The promoter of Muhammad Ali, George Foreman, Oscar De La Hoya, Floyd Mayweather Jr, Manny Pacquiao and Artur Beterbiev also has room in his stable for Seniesa Estrada.

Like De La Hoya, Estrada (25-0, 9 KOs) emerged from the low-income streets of East Los Angeles and made herself a world-champion boxer, and on Friday she seeks to become the first ever undisputed women’s minimumweight champion.

While her veteran promoter Bob Arum has taken a deliberate approach to signing women’s fighters – he also has the former super-featherweight world champion Mikaela Mayer at Top Rank – the 92 year old is proud that he and many of his promotional peers are increasingly placing women’s bouts on to prominent positions on their cards.

Estrada’s fight against Costa Rica’s Yokasta Valle (30-2, 9 KOs) lands as the ESPN-televised co-main event to the two-division champion Oscar Valdez’s junior-lightweight bout against Australia’s Liam Wilson at Desert Diamond Casino Arena in Glendale, Arizona.

Estrada’s rise coincides with a surge of quality women’s fighters, including undisputed champions Claressa Shields, Katie Taylor, and Alycia Baumgardner, and unified champions Amanda Serrano, Marlen Esparaza and Savannah Marshall.

“Some of the women are fantastic talents and very entertaining – and isn’t that what we want from our fighters?” Arum asked.

Estrada and Valle have engaged in furious verbal exchanges, similar to the activity expected from their gloves on Friday night.

“What we know from the history of Title IX is that if you build it, they will come,” said Nancy Hogshead-Makar, a three-time Olympic gold medalist swimmer and chief executive for Champion Women, which advocates for equality and access in sports. 

“If people can get their sexism out of the way, you see what’s happening in boxing.

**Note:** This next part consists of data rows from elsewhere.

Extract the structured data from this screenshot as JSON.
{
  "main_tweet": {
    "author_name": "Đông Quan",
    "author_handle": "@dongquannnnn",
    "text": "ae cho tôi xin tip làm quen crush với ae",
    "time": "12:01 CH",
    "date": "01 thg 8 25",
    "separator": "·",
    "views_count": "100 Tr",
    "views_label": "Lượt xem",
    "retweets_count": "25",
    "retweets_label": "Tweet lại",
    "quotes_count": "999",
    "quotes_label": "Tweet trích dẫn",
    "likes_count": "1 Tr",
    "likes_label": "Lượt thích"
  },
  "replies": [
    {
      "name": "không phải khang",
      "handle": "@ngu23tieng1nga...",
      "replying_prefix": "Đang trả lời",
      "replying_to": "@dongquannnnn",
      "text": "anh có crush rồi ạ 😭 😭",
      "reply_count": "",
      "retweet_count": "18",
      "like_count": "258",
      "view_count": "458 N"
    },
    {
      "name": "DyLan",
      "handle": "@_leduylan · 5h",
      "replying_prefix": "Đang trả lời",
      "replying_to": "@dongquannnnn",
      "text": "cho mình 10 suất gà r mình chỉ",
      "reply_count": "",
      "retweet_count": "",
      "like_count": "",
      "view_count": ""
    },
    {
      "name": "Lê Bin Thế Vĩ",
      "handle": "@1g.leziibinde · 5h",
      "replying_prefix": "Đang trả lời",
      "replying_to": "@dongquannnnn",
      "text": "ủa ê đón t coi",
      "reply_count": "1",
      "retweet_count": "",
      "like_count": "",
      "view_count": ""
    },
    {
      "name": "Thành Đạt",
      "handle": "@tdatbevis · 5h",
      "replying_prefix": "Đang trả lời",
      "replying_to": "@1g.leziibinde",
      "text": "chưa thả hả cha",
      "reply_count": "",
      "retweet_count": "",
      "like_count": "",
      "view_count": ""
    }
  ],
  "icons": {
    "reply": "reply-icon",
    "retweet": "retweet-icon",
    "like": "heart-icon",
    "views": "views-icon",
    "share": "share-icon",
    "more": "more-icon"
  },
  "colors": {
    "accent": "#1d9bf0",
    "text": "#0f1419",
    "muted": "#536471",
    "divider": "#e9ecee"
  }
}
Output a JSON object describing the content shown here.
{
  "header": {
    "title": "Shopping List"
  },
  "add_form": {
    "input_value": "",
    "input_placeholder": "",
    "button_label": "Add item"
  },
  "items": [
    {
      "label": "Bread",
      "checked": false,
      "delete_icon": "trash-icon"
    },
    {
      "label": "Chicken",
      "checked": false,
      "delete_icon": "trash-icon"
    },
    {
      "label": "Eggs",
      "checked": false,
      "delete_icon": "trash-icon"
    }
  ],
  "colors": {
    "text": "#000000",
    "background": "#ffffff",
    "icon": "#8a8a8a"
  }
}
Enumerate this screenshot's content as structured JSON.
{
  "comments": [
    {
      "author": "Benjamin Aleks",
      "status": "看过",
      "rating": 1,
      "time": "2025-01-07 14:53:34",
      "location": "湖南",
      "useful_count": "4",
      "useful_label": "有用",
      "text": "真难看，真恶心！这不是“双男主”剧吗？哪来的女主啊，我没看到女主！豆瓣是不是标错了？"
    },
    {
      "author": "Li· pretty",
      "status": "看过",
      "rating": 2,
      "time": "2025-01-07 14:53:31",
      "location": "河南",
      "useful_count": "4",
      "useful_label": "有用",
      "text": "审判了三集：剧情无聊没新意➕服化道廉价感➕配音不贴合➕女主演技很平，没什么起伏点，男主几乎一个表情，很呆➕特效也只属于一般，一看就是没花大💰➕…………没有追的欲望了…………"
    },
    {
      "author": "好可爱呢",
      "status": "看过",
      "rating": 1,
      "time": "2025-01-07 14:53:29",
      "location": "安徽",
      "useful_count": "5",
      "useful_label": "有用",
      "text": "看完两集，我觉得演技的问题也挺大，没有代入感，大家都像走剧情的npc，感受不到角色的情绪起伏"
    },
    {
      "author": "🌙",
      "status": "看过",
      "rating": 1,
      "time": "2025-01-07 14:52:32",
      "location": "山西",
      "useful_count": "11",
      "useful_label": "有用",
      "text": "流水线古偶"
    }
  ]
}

Their success has allowed women to get out of the male gaze, when they’re being hailed for their athletic prowess.”

Arum was established enough to go about his business focusing on his male champions, including Beterbiev, heavyweight champion Tyson Fury, lightweight champion Shakur Stevenson and super lightweight champion Teofimo Lopez.

Instead, he enriched his stable by signing Estrada following her departure from Golden Boy Promotions.

Arum said that in addition to being inspired by Estrada’s fighting style and will, he viewed a progressive approach to women’s boxing as a shrewd move akin to how the institutional support of women’s basketball has fueled interest in the NCAA women’s basketball tournament. 

“It may be that women’s sports may not resonate as much as men’s sports in the U.S., but the women’s basketball players are still going at it and look at how they’re developing,” Arum said. “I see a similar thing happening in women’s boxing. The fights are entertaining. They try very hard. And [Estrada and Valle] have made a terrific fight, drawing a lot of interest while our social-media department has really gotten behind it with some great vignettes. I’m very satisfied with how this fight has developed.”

The finished product can sustain the momentum on the heels of Saturday’s compelling WBO welterweight title victory by Sandy Ryan in England over Terri Harper.

“When the people come and see a female athlete only for their amazing skill and effort, that is true women’s sport,” said Hogshead-Makar.

That’s what Arum will do, taking his seat early inside the Arizona arena, knowing he’s bringing the fans a riveting event.

“I’ve learned over time you have to adapt in certain ways,” Arum said. “I’m not saying I have a woman fighter who’s as good as [Saul] ‘Canelo’ Alvarez. What I’m saying is I have a world-champion boxer who you’re going to have a great time watching.”